For the first time ever, Canada has deployed a Victoria-class submarine on patrol to Asia.
CBC News has learned HMCS Chicoutimi left Esquimalt, B.C., sometime in mid-September for the Asia-Pacific region.
"Her deployment at sea signals the strategic importance of the Asia-Pacific region to Canada," said a military spokesperson in an email.
HMCS Chicoutimi will "provide the government with defence and security options should a timely Canadian response be necessary," he wrote.
The navy would not give exact details about what the sub would be doing, or where.
This represents the first major deployment to the region for any of the submarines purchased from the British government in the early 2000s.
In 2004, en route from Europe, an electrical fire broke out aboard HMCS Chicoutimi when water gushed in through an open hatch while the sub was on the surface.
One crew member died and nine others were injured.
The sub was eventually rescued, lifted onto a barge, and taken to Halifax for repairs.
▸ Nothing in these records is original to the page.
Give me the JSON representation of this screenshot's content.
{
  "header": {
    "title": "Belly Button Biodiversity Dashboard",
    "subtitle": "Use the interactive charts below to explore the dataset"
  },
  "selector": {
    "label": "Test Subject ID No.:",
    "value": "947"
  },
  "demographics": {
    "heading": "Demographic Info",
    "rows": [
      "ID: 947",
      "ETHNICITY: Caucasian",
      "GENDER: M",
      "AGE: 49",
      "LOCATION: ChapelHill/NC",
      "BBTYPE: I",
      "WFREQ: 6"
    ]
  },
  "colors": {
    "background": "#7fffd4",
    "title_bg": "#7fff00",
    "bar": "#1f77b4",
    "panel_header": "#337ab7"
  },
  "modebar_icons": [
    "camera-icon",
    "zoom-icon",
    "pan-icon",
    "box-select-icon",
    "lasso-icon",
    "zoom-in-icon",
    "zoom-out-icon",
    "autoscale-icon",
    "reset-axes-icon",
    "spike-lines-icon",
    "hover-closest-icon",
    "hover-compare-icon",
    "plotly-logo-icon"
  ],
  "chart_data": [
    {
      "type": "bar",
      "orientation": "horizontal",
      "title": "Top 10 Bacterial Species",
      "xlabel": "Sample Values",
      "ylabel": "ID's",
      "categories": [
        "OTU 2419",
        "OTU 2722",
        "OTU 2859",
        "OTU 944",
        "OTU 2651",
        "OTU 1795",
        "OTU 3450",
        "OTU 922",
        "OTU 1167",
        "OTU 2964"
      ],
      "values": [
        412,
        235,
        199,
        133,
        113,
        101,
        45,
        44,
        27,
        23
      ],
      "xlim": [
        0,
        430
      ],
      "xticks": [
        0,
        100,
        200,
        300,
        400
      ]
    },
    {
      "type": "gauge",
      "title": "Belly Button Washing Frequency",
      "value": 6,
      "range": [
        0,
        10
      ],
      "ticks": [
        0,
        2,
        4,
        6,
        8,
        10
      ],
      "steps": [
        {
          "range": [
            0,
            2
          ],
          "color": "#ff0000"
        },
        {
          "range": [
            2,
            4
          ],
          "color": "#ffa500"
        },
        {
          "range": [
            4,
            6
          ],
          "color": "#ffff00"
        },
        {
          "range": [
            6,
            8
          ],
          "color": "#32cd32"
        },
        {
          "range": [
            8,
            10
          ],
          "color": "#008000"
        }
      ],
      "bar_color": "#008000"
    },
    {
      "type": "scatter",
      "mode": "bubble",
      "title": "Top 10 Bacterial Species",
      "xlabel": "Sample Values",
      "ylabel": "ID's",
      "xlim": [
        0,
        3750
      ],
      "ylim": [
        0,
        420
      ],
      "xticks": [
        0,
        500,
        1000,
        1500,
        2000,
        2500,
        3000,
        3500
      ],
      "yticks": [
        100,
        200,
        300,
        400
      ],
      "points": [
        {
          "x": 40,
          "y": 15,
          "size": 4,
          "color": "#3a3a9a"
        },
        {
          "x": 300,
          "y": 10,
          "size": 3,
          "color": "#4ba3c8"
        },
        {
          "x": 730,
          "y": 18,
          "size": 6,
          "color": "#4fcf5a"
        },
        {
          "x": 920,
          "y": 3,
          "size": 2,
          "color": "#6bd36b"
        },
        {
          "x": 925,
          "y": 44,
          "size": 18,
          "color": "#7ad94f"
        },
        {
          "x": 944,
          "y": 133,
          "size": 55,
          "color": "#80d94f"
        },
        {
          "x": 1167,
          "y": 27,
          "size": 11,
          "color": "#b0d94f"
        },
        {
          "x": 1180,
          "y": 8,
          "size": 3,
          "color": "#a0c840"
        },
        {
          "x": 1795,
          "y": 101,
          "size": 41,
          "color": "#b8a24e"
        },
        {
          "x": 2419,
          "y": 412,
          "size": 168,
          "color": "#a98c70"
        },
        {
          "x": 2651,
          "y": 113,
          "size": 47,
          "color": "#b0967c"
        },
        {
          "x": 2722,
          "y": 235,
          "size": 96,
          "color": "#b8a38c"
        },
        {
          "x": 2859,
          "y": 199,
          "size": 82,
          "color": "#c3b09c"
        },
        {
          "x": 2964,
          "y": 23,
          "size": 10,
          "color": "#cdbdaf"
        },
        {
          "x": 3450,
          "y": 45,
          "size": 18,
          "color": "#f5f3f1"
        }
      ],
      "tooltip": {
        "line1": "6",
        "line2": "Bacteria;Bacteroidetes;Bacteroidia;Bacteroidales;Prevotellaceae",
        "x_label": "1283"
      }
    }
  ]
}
It was then transferred to the West Coast where it underwent an extended maintenance period.
HMCS Chicoutimi officially entered service with the Royal Canadian Navy in 2015.
Two other Canadian vessels recently returned from Asia.
HMCS Ottawa and HMCS Winnipeg, deployed there from March to September, were tasked with participating in Poseidon Cutlass 17, an exercise to "strengthen partnerships" the navy said at the time.
HMCS Chicoutimi's deployment to Asia comes at a tense time in international politics, with ongoing disputes over control of the South China Sea, and leaders from the U.S. and North Korea exchanging insults and threats of nuclear war.
The British-built submarine was originally launched in 1986.